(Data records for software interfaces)
# # # # #

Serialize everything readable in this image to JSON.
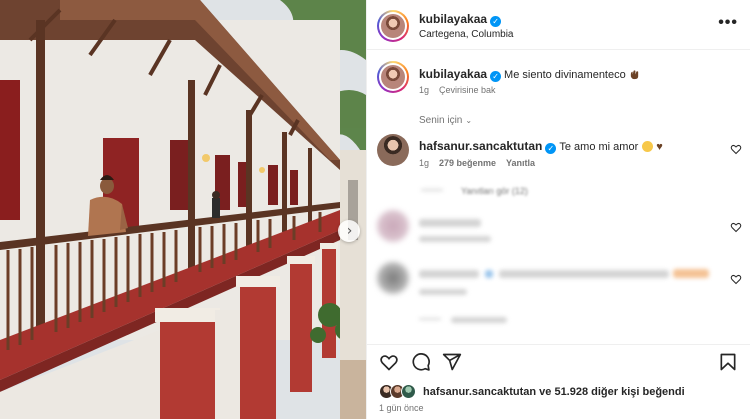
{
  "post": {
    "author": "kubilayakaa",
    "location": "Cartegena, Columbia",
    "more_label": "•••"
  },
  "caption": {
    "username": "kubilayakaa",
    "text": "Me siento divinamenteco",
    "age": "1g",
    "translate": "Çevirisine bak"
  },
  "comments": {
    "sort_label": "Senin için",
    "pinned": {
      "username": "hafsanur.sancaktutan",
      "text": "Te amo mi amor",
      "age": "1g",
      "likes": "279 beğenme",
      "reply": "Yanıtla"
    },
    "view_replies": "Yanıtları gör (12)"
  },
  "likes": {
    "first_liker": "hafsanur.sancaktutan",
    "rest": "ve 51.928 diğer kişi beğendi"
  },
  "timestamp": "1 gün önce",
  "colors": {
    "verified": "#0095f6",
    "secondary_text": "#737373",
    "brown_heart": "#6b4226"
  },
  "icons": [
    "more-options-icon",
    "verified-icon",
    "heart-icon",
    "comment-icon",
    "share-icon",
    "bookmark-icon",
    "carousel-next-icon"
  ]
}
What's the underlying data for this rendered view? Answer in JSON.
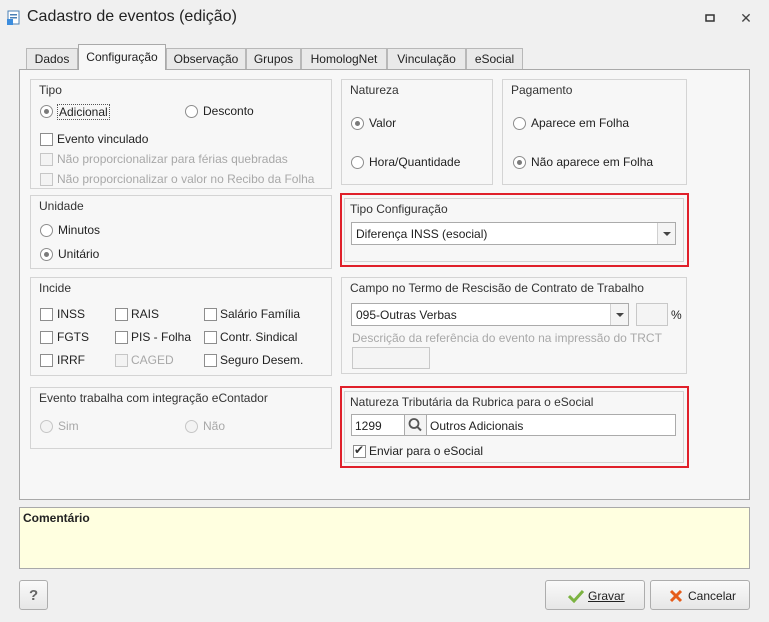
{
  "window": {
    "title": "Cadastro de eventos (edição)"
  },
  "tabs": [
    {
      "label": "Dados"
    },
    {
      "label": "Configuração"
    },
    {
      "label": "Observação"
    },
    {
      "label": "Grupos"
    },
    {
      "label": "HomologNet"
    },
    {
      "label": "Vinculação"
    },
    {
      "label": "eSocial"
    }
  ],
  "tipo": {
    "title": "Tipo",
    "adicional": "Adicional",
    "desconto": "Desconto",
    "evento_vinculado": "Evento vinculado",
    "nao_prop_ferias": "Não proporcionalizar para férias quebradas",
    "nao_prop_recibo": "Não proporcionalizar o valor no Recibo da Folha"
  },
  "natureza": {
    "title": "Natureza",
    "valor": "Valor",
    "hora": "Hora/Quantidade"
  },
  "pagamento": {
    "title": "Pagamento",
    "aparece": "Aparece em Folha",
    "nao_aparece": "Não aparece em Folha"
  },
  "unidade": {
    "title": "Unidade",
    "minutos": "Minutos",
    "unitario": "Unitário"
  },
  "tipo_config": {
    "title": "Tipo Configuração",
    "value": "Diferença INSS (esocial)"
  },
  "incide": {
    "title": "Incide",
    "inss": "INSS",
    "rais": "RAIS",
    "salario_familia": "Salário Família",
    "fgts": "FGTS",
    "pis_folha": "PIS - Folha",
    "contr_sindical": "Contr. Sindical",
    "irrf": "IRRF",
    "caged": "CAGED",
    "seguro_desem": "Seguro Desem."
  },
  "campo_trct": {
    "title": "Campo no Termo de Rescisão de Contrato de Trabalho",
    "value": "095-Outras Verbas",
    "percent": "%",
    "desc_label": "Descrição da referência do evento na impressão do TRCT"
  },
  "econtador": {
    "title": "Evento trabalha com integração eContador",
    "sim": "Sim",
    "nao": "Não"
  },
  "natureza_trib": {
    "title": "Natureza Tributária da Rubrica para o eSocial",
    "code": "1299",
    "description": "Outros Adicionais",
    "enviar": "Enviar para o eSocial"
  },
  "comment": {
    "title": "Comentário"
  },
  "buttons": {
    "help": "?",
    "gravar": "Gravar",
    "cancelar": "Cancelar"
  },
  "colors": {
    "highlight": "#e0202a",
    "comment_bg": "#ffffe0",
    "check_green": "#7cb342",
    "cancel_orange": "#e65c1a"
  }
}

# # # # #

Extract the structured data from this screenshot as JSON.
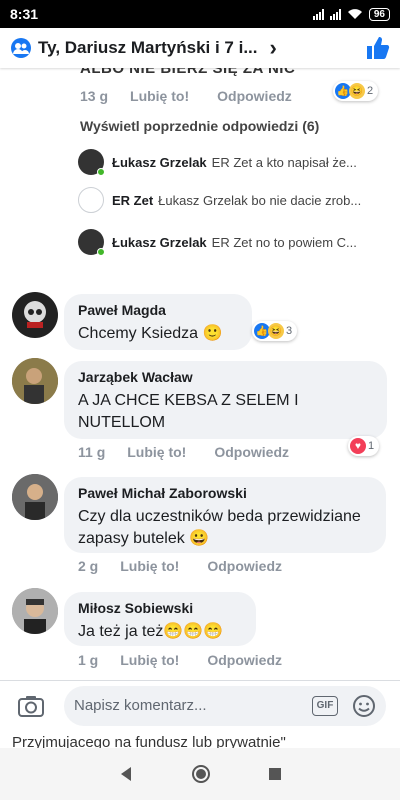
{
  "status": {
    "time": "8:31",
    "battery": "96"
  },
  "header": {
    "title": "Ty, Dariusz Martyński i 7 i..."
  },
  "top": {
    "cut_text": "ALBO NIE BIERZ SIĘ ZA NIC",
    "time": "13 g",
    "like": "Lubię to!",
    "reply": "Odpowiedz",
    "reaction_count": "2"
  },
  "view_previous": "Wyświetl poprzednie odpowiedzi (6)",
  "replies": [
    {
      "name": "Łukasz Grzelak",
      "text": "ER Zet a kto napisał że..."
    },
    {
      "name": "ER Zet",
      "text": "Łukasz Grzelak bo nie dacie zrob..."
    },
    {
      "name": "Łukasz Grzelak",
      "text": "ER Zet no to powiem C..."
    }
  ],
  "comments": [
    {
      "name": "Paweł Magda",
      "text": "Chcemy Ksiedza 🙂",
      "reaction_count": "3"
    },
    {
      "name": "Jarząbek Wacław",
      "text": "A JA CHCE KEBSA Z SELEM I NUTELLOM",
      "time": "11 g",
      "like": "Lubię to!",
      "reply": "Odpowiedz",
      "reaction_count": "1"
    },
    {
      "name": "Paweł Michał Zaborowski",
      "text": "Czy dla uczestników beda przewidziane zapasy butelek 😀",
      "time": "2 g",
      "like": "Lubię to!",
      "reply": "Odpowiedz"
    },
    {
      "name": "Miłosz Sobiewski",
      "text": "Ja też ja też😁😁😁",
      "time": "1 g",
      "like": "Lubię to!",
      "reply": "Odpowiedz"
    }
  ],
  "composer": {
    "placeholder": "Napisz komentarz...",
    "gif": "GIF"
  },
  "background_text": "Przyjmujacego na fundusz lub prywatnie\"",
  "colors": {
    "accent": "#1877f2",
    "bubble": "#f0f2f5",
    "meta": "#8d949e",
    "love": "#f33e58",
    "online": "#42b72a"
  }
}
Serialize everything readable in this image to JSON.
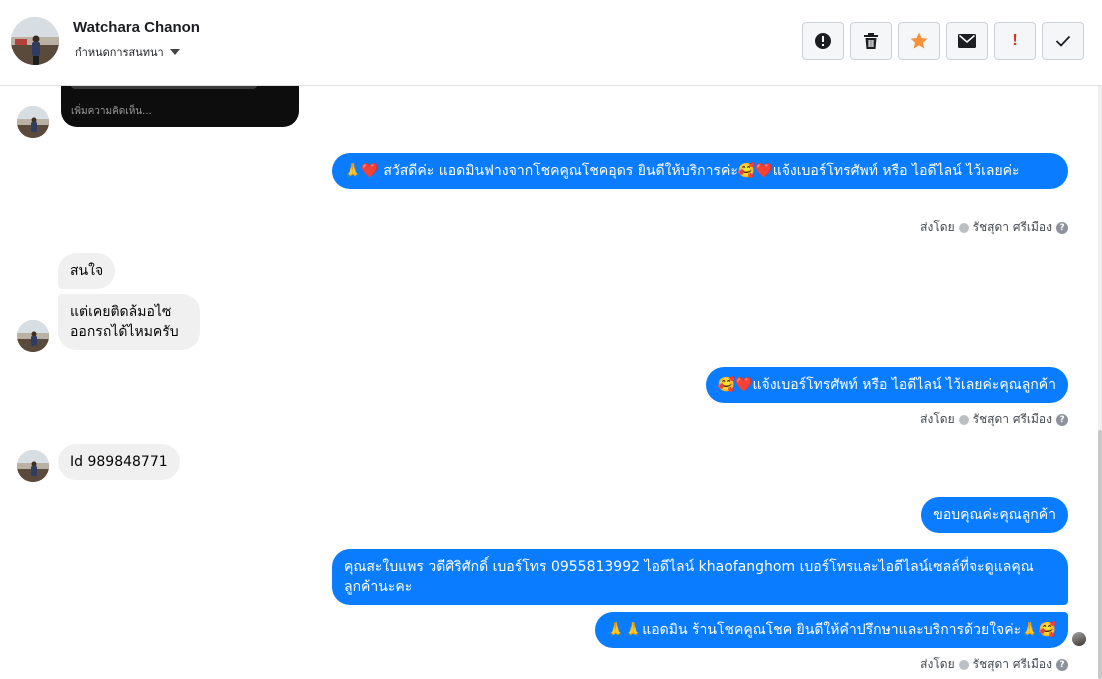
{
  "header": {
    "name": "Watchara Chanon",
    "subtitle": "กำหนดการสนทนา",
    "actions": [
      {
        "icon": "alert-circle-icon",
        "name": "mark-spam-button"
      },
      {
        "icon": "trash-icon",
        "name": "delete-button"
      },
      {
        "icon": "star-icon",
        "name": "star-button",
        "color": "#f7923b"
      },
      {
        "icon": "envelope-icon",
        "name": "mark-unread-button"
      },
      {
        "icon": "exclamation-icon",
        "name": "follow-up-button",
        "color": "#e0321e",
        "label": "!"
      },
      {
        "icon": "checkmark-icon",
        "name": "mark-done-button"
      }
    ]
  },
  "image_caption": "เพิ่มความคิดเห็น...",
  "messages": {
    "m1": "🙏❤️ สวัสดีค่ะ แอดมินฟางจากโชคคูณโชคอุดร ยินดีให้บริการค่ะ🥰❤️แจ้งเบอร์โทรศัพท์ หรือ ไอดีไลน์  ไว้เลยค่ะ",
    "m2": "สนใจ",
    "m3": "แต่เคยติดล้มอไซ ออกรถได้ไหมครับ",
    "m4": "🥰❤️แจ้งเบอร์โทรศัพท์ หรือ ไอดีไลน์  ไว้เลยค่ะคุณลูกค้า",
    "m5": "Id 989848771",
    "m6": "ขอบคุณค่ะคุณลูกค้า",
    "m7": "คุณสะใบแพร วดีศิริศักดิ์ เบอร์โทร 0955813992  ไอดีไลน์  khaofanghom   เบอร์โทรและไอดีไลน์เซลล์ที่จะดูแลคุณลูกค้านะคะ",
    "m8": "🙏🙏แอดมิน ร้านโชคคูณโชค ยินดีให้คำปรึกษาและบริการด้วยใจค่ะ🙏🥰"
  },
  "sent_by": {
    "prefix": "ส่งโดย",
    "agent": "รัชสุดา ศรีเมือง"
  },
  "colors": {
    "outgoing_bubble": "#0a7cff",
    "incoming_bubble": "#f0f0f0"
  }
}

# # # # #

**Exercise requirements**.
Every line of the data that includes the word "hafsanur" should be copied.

**Solution to this task**.
      "username": "hafsanur.sancaktutan",
    "first_liker": "hafsanur.sancaktutan",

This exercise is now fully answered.